Every record below should be printed exactly, except for the pictures.

[Opening Task data section]

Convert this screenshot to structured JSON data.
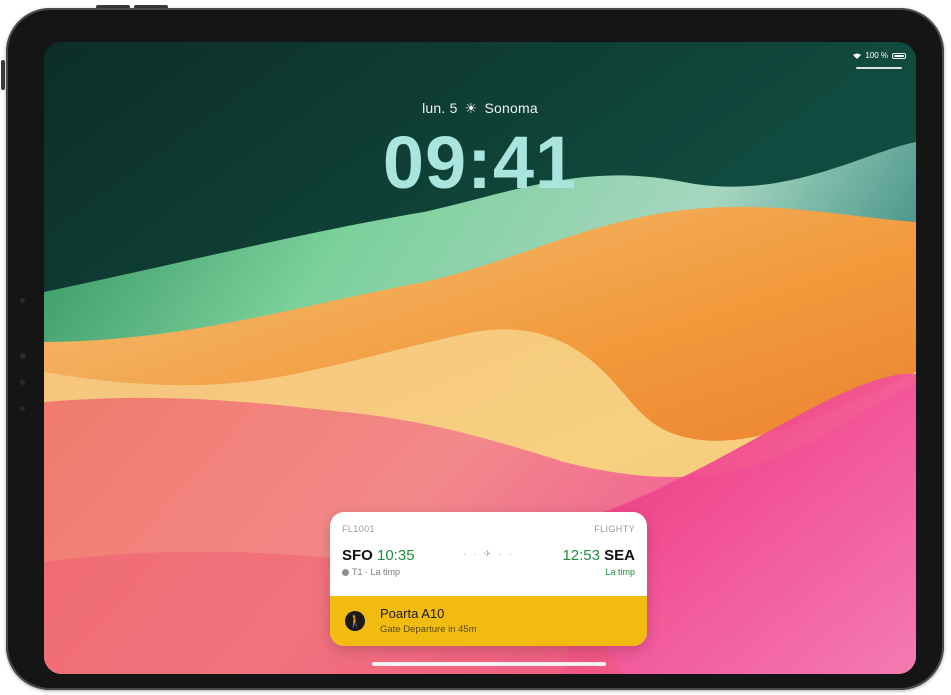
{
  "status_bar": {
    "battery_percent": "100 %"
  },
  "lock_screen": {
    "day": "lun. 5",
    "weather_icon": "sun-icon",
    "location": "Sonoma",
    "time": "09:41"
  },
  "widget": {
    "flight_number": "FL1001",
    "app_name": "FLIGHTY",
    "origin_code": "SFO",
    "departure_time": "10:35",
    "arrival_time": "12:53",
    "destination_code": "SEA",
    "origin_terminal": "T1 · La timp",
    "arrival_status": "La timp",
    "gate": "Poarta A10",
    "gate_departure": "Gate Departure in 45m",
    "accent_color": "#f1bb10",
    "status_color": "#1c8f3c"
  }
}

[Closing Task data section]

### Written response
Convert this screenshot to structured JSON data.
{
  "status_bar": {
    "battery_percent": "100 %"
  },
  "lock_screen": {
    "day": "lun. 5",
    "weather_icon": "sun-icon",
    "location": "Sonoma",
    "time": "09:41"
  },
  "widget": {
    "flight_number": "FL1001",
    "app_name": "FLIGHTY",
    "origin_code": "SFO",
    "departure_time": "10:35",
    "arrival_time": "12:53",
    "destination_code": "SEA",
    "origin_terminal": "T1 · La timp",
    "arrival_status": "La timp",
    "gate": "Poarta A10",
    "gate_departure": "Gate Departure in 45m",
    "accent_color": "#f1bb10",
    "status_color": "#1c8f3c"
  }
}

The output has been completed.